The Potato BBQ Thing

Baked potatoes are nice. And all sorts of side dishes are great. But there are lots of days when you just want to put something on the grill, slice up some tomatoes (maybe dress them up “Jamie style”) and eat.

When that happens, we fall back on the “BBQ Potato Thing” as a real go-to dish. This recipe originally came from our friend Helena, but it’s been changed and adapted a bit over the years.

Start with two large pieces of foil, laid out on the counter in a cross (probably about 24″ long, each).

Onto these, slice up some red potatoes, skins on, about 1/4″ thick. (Peel them if they’re unsightly old potatoes!). I use one potato per person. Add a sliced onion (or two, as you like) and a diced bell pepper (or two, depending on the number of people. Give it a good grinding of pepper, and a little salt. Toss in chopped herbs if you have some (the other night, when we took this photo, we used tarragon). Drizzle with olive oil – not too much, maybe a couple of tablespoons at the most.

Toss this together, then wrap – fold one piece of foil and roll the ends together, then use the other piece and do the same, the opposite way, to form a strong package.
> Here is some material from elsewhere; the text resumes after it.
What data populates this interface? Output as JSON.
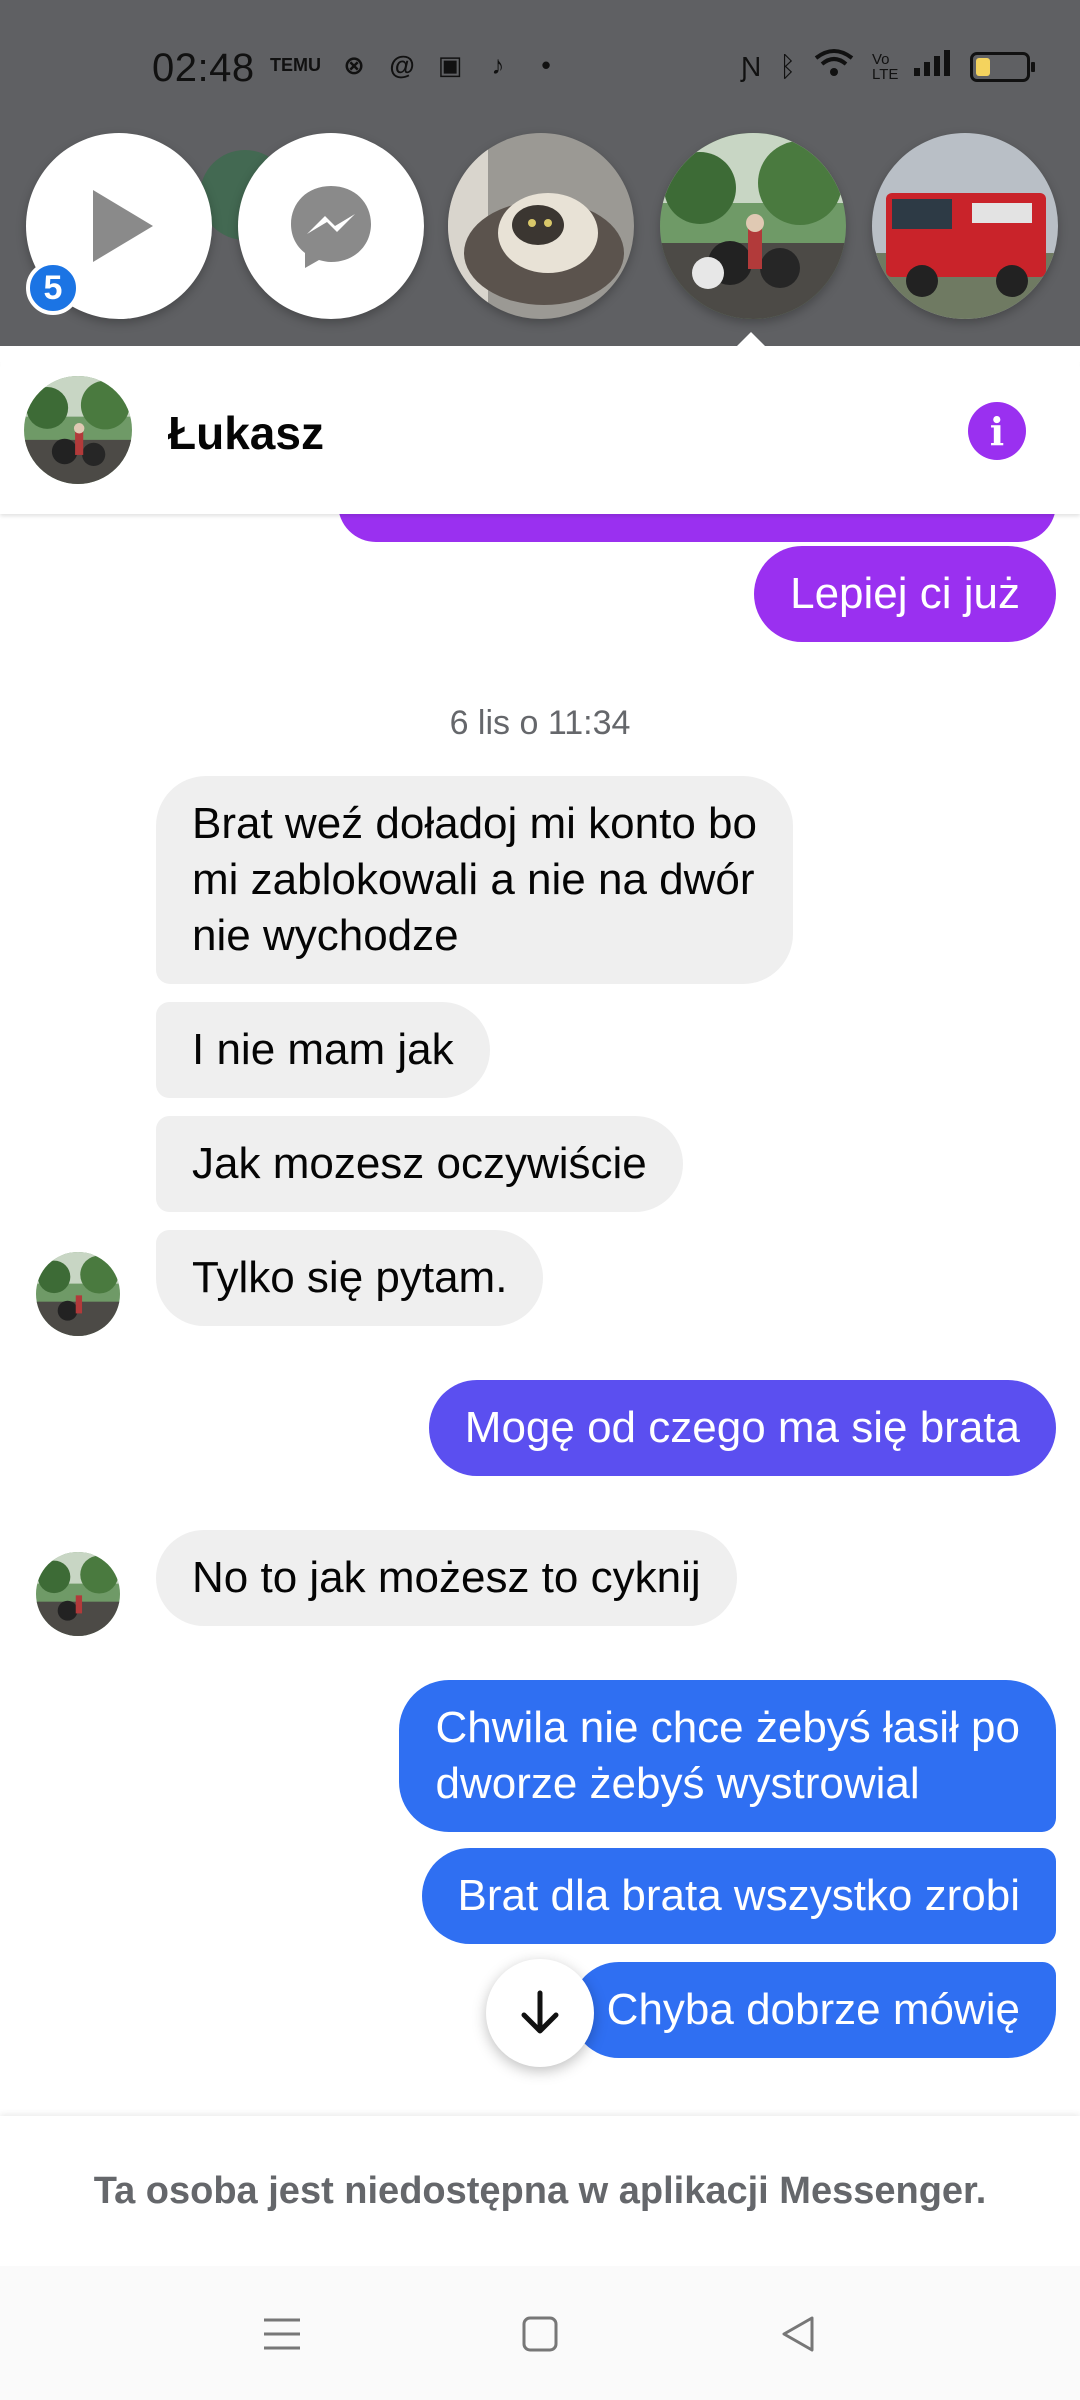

Put this on the gas grill while you’re preheating, turning once. Leave it on the grill while you prepare some chops or chicken breasts, turning occasionally. By the time the meat is done, the Potato Thing will be, as well – and when you serve it up, it will look like you worked a lot harder than you did.